> ABOUT THIS TASK:
The answer must restate every entry exactly as it appears.

··· DATA PROVIDED

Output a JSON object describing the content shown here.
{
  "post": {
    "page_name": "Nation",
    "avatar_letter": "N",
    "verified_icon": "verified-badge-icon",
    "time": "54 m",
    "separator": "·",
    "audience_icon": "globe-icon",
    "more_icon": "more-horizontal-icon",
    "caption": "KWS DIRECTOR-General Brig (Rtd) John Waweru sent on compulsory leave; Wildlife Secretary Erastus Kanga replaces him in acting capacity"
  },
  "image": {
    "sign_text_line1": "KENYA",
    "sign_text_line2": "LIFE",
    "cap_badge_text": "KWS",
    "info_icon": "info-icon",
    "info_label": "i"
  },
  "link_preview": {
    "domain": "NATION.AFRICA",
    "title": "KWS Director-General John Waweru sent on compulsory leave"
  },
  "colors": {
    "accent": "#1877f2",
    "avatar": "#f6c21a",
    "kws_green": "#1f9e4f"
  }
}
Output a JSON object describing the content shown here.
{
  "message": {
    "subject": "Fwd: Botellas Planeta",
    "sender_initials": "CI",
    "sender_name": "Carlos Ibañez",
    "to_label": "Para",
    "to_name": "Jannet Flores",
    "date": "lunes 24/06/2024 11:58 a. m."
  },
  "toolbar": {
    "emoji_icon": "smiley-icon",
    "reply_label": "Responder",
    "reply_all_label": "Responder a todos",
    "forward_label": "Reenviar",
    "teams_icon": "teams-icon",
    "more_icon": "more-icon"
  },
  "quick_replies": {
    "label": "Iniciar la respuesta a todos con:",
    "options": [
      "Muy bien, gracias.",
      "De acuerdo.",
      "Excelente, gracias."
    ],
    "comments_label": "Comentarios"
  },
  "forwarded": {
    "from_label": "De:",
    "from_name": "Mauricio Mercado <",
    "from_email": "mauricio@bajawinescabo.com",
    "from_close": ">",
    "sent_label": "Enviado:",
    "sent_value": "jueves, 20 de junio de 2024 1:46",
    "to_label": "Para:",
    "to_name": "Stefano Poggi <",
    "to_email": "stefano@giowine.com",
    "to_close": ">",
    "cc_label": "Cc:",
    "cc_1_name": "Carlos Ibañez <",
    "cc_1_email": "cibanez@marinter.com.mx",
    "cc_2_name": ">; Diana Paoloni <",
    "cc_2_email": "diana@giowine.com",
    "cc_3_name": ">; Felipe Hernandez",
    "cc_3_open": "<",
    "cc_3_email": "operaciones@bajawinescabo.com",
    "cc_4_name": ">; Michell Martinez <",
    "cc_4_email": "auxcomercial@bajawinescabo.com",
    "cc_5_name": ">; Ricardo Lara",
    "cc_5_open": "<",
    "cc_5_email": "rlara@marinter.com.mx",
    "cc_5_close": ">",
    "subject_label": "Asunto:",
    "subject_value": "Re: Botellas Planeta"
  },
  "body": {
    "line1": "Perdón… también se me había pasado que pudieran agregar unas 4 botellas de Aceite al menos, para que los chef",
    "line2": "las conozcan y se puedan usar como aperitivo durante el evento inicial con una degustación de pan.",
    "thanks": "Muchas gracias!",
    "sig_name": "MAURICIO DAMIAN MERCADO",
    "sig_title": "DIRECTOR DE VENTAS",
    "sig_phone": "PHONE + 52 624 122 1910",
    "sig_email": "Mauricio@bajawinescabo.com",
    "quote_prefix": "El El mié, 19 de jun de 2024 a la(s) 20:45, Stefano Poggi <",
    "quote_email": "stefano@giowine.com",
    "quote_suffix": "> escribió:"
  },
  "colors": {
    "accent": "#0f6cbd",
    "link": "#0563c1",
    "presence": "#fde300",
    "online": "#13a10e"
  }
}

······

> EXPECTED ANSWER:
Output a JSON object describing the content shown here.
{
  "post": {
    "page_name": "Nation",
    "avatar_letter": "N",
    "verified_icon": "verified-badge-icon",
    "time": "54 m",
    "separator": "·",
    "audience_icon": "globe-icon",
    "more_icon": "more-horizontal-icon",
    "caption": "KWS DIRECTOR-General Brig (Rtd) John Waweru sent on compulsory leave; Wildlife Secretary Erastus Kanga replaces him in acting capacity"
  },
  "image": {
    "sign_text_line1": "KENYA",
    "sign_text_line2": "LIFE",
    "cap_badge_text": "KWS",
    "info_icon": "info-icon",
    "info_label": "i"
  },
  "link_preview": {
    "domain": "NATION.AFRICA",
    "title": "KWS Director-General John Waweru sent on compulsory leave"
  },
  "colors": {
    "accent": "#1877f2",
    "avatar": "#f6c21a",
    "kws_green": "#1f9e4f"
  }
}
Output a JSON object describing the content shown here.
{
  "message": {
    "subject": "Fwd: Botellas Planeta",
    "sender_initials": "CI",
    "sender_name": "Carlos Ibañez",
    "to_label": "Para",
    "to_name": "Jannet Flores",
    "date": "lunes 24/06/2024 11:58 a. m."
  },
  "toolbar": {
    "emoji_icon": "smiley-icon",
    "reply_label": "Responder",
    "reply_all_label": "Responder a todos",
    "forward_label": "Reenviar",
    "teams_icon": "teams-icon",
    "more_icon": "more-icon"
  },
  "quick_replies": {
    "label": "Iniciar la respuesta a todos con:",
    "options": [
      "Muy bien, gracias.",
      "De acuerdo.",
      "Excelente, gracias."
    ],
    "comments_label": "Comentarios"
  },
  "forwarded": {
    "from_label": "De:",
    "from_name": "Mauricio Mercado <",
    "from_email": "mauricio@bajawinescabo.com",
    "from_close": ">",
    "sent_label": "Enviado:",
    "sent_value": "jueves, 20 de junio de 2024 1:46",
    "to_label": "Para:",
    "to_name": "Stefano Poggi <",
    "to_email": "stefano@giowine.com",
    "to_close": ">",
    "cc_label": "Cc:",
    "cc_1_name": "Carlos Ibañez <",
    "cc_1_email": "cibanez@marinter.com.mx",
    "cc_2_name": ">; Diana Paoloni <",
    "cc_2_email": "diana@giowine.com",
    "cc_3_name": ">; Felipe Hernandez",
    "cc_3_open": "<",
    "cc_3_email": "operaciones@bajawinescabo.com",
    "cc_4_name": ">; Michell Martinez <",
    "cc_4_email": "auxcomercial@bajawinescabo.com",
    "cc_5_name": ">; Ricardo Lara",
    "cc_5_open": "<",
    "cc_5_email": "rlara@marinter.com.mx",
    "cc_5_close": ">",
    "subject_label": "Asunto:",
    "subject_value": "Re: Botellas Planeta"
  },
  "body": {
    "line1": "Perdón… también se me había pasado que pudieran agregar unas 4 botellas de Aceite al menos, para que los chef",
    "line2": "las conozcan y se puedan usar como aperitivo durante el evento inicial con una degustación de pan.",
    "thanks": "Muchas gracias!",
    "sig_name": "MAURICIO DAMIAN MERCADO",
    "sig_title": "DIRECTOR DE VENTAS",
    "sig_phone": "PHONE + 52 624 122 1910",
    "sig_email": "Mauricio@bajawinescabo.com",
    "quote_prefix": "El El mié, 19 de jun de 2024 a la(s) 20:45, Stefano Poggi <",
    "quote_email": "stefano@giowine.com",
    "quote_suffix": "> escribió:"
  },
  "colors": {
    "accent": "#0f6cbd",
    "link": "#0563c1",
    "presence": "#fde300",
    "online": "#13a10e"
  }
}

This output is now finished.